Leadership - Innovation - Community
|Understanding the Haftarot:|
An Everyperson's Guide
In this stimulating and unusual book Rabbi Charles Simon, Executive Director of FJMC, provides the reader with the context to understand how the haftarot were organized, why they might have been selected and suggests reasons for finding meaning and value.
You can purchase it a number of ways.
Intermarriage: Concepts & Strategies for Families and Synagogue Leaders
If family members and community leaders wish to become engaged in the process of Keruv they often need to ask, "Does Keruv have an ideology and theology? And if so what is it?" Then they need to learn how to respond to intermarriage from the perspective of both gender and religion.
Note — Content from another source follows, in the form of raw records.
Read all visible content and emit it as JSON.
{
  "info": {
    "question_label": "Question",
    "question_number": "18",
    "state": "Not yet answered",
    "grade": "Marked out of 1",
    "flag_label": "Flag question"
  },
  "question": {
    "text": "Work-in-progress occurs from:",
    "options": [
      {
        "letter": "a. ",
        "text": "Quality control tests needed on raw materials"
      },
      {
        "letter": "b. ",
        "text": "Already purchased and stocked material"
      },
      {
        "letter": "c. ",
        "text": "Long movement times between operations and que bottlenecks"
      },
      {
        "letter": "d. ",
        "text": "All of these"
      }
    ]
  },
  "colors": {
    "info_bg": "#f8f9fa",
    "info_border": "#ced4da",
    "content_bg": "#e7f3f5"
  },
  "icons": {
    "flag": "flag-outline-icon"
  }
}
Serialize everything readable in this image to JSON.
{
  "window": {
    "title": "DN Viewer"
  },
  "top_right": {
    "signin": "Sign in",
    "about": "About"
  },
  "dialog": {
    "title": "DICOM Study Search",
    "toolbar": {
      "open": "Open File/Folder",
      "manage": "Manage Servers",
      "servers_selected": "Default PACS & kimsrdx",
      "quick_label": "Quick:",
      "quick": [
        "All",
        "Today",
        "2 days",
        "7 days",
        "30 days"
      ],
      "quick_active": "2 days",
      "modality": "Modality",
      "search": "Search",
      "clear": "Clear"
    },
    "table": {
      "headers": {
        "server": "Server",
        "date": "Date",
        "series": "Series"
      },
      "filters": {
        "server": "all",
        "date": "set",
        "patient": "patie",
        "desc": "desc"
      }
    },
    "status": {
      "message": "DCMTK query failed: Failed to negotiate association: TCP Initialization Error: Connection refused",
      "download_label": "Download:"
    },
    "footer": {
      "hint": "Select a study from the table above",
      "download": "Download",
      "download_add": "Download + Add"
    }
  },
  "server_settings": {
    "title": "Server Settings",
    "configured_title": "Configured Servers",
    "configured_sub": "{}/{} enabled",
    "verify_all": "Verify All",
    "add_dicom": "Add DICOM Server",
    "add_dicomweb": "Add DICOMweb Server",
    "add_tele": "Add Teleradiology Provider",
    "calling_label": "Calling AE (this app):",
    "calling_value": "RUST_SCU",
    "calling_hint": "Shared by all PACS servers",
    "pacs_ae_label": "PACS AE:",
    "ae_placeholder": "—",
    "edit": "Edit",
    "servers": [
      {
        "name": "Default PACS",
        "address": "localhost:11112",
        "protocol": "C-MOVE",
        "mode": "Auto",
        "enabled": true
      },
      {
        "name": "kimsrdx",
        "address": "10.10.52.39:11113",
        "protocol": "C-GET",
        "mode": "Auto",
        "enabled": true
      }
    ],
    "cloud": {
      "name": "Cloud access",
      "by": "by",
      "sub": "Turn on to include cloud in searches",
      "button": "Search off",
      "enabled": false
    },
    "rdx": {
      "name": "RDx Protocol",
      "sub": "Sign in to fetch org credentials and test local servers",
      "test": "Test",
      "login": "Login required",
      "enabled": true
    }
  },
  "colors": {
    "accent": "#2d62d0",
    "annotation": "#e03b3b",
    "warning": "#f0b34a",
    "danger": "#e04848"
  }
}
This publication reflects the most current thinking about intermarriage to date and attempts to provide family members and community leaders with the needed understanding to effectively work with intermarrieds or potential intermarrieds.
You can purchase it a number of ways:
|It's time for Build-A-Pair
The best way to teach about tefillin!
The "Build a Pair" Program is a comprehensive and fun learning program to introduce 5th, 6th or 7th graders to the joy and mitzvah of Tefillin in Jewish life.
Multiple components interplay to explore the religious significance, the construction of, and the practice of "laying" Tefillin.
A comprehensive education program with videos helps the religious school teach students the meaning of Tefillin in Jewish life and practice.
Students practice writing their Hebrew/Jewish names and the SHEMA (first line) to insert into pre-made wooden Tefillin boxes.
Students decorate the boxes in any creative way they wish, allowing for personal expression.
Students either compete or cooperate in writing a "wRAP" song to sing at a Big Event.
The Big Event can be the World Wide Wrap (WWW), sponsored by the Federation of Jewish Men's Clubs (FJMC), held annually on the morning of Super Bowl Sunday. The WWW program is designed to introduce and re-introduce Jewish men [and women] to the significance of "laying" Tefillin.
The "Build a Pair" student program attracts the parents to see their children in their model Tefillin sing the "wRap" songs, allowing two generations (or more!) to join in the mitzvah together, and to let the students' sing their "wRAP" song for an appreciative audience.
World Wide Wrap is Sunday, February 3, 2013
The Bar Mitzvah Wrap!
|Help the Unraveller begin our 4th year!|Sponsor the Unraveller now!
Contact FJMC Sponsorship Chairman Tom Sudow
for details and to reserve your week!